* [Work instructions]:
Copy out every line of the data that has the word "asax" somewhere in it.

*** Material provided Section Begins ***

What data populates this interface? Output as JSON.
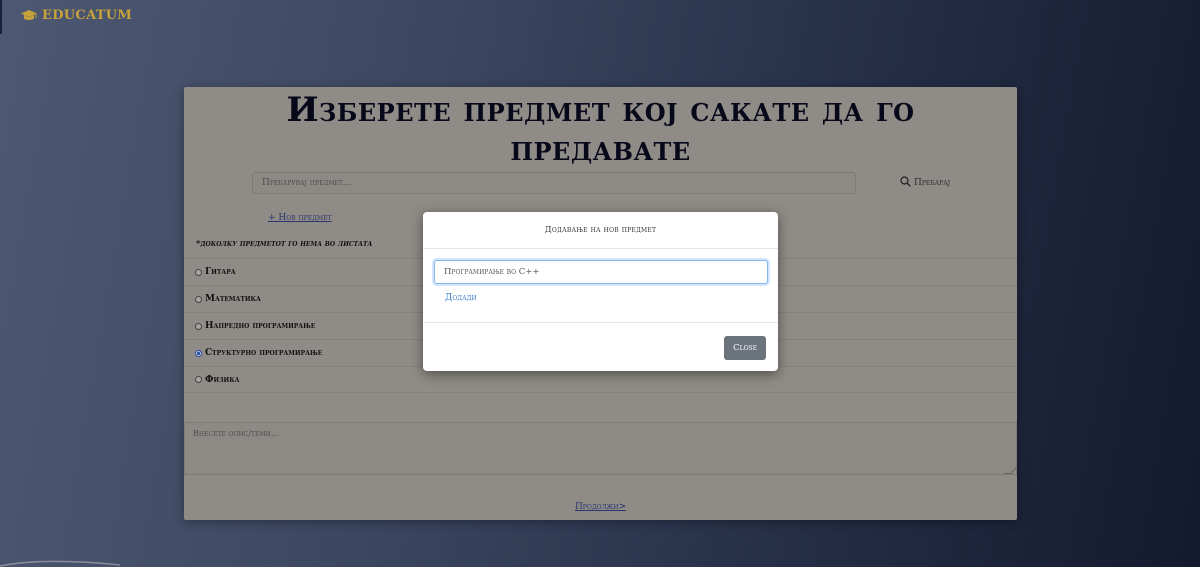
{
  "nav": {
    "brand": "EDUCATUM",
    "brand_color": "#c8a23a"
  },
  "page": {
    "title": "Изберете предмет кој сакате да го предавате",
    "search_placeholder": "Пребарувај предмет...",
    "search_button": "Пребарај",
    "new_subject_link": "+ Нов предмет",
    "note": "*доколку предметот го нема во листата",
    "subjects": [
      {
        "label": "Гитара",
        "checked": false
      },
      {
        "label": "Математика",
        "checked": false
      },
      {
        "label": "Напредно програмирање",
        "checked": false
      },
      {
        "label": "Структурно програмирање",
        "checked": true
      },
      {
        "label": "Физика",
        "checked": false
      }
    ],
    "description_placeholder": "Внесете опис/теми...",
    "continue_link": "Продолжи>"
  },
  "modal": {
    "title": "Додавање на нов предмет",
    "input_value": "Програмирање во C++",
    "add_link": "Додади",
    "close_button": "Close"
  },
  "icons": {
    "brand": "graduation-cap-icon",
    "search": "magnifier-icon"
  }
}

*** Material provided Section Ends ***
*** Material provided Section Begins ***

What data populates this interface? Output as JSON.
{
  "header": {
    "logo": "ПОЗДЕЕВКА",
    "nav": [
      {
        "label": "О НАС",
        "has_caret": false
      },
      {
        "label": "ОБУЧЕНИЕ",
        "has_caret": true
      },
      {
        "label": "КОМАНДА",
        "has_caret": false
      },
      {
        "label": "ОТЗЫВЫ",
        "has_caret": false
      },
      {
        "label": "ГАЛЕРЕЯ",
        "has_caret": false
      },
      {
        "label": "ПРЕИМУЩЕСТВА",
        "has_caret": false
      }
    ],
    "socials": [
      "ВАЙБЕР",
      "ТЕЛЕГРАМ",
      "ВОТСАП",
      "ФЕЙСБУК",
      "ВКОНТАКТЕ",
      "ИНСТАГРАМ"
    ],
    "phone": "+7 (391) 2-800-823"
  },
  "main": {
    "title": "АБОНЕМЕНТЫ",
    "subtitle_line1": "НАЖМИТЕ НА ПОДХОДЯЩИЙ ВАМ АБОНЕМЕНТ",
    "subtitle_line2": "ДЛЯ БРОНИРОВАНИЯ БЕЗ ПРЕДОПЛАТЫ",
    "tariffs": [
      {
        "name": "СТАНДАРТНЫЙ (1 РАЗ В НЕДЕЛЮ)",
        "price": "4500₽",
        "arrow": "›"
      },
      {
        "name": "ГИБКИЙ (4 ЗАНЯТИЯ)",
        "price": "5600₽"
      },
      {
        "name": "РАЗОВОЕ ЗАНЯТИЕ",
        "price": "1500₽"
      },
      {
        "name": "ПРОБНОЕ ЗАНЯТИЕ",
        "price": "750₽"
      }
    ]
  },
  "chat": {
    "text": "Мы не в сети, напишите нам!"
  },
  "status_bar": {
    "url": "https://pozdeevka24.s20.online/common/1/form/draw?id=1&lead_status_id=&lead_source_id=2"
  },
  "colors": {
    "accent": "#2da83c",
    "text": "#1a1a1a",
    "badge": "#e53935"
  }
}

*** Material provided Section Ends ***
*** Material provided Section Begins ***

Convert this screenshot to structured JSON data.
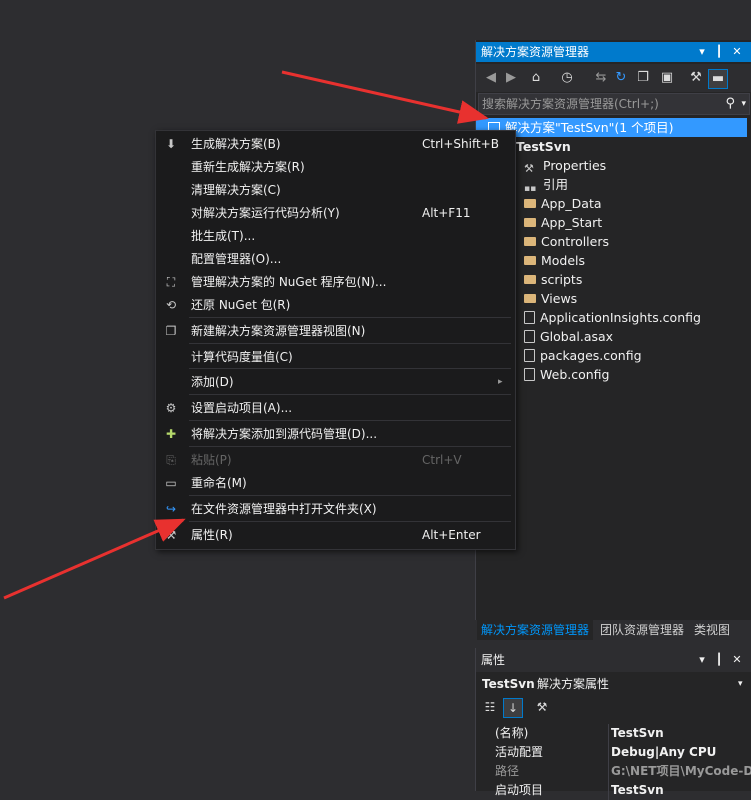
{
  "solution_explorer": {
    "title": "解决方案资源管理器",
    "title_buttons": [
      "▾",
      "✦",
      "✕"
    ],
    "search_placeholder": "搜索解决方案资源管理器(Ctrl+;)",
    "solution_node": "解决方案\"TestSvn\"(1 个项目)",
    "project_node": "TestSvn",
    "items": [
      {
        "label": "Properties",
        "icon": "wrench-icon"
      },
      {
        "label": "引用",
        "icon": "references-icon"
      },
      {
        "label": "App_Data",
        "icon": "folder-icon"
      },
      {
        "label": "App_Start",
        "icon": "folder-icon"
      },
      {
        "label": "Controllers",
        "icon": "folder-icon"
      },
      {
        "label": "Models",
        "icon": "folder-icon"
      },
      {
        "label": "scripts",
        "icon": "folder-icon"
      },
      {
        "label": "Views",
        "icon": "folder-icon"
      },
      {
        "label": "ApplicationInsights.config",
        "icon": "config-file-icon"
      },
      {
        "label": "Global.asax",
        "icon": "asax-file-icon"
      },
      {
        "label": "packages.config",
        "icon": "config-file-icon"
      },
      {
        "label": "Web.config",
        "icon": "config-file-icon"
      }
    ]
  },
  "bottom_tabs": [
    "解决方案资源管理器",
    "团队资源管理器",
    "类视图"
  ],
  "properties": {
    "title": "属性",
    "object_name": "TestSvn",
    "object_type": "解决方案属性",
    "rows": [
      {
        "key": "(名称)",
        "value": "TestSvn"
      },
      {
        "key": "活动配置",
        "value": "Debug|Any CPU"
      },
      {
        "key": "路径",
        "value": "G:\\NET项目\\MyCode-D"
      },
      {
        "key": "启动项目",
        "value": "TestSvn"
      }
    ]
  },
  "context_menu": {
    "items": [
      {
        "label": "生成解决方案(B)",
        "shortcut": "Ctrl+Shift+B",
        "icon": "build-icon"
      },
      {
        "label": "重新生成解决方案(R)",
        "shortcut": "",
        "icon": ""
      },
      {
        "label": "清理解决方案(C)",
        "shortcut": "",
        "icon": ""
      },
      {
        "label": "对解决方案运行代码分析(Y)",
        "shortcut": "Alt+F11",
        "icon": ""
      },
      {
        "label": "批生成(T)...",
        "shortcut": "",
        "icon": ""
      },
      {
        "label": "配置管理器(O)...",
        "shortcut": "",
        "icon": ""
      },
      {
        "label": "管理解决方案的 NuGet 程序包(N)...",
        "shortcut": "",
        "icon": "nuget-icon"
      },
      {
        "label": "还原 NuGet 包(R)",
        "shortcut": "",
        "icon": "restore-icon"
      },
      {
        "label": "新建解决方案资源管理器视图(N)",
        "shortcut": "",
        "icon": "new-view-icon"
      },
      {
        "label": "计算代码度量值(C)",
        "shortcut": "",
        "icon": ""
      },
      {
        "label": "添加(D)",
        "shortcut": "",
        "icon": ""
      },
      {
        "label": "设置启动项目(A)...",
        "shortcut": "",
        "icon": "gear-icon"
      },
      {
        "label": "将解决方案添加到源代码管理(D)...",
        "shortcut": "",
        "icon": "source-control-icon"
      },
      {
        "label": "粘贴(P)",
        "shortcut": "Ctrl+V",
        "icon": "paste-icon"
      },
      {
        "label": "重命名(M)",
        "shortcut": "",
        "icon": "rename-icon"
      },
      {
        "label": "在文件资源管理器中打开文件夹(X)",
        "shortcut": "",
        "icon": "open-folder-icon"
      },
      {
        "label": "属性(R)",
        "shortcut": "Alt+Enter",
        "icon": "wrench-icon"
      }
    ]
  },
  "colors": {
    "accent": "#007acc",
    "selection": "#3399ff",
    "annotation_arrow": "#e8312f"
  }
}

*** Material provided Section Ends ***

* [Solution]:
        "label": "Global.asax",
        "icon": "asax-file-icon"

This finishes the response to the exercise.